Regular maintenance and inspection are critical to ensuring the longevity and reliability of your winch. Follow these guidelines to keep your winch in peak condition:

  • Inspect Cables and Ropes: Regularly inspect the winch cable or rope for signs of wear, fraying, or damage. Replace any compromised cables to prevent failure during operation.
  • Check Electrical Connections: For electric winches, inspect electrical connections for corrosion or loose wiring. Ensure that the motor and gearbox are functioning smoothly.
  • Grease Moving Parts: Lubricate moving parts, such as the winch drum and gears, with a high-quality grease. This prevents corrosion and ensures smooth operation.
  • Inspect Accessories: Check accessories like snatch blocks, tree straps, and recovery straps for any signs of wear or damage. Replace or repair accessories as needed.
  • Test the Winch: Periodically test the winch under controlled conditions to ensure that it operates smoothly and without unusual noises. Identify and address any issues promptly.

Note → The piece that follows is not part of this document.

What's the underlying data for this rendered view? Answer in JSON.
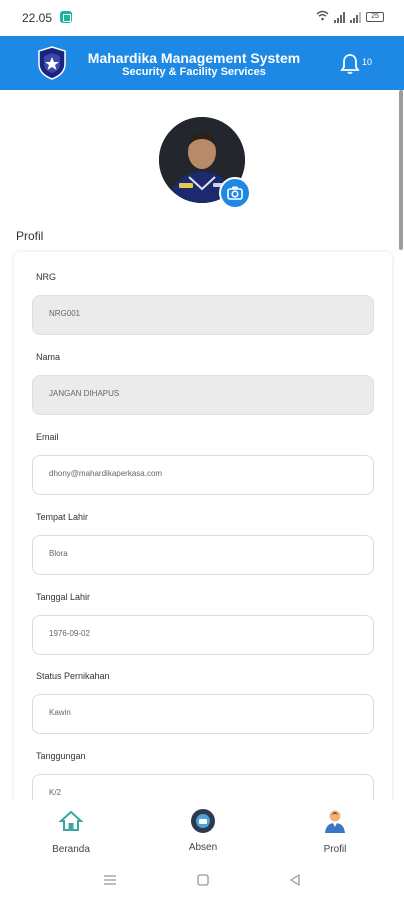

Conclusion: Mastering the Art of Winch Rigging

Winch rigging techniques are a blend of science and art, requiring a deep understanding of the equipment, terrain, and load dynamics. Whether you’re rescuing a stranded vehicle, moving heavy loads in construction, or engaged in off-road adventures, mastering these techniques is crucial for success and safety.

Remember, safety should always be the top priority. Follow proper procedures, use reliable equipment, and stay vigilant throughout the operation. By combining knowledge, skill, and the right equipment, you can confidently navigate challenging situations and harness the full potential of winch rigging techniques. Empower yourself with the expertise to overcome obstacles, and elevate your winching capabilities to new heights.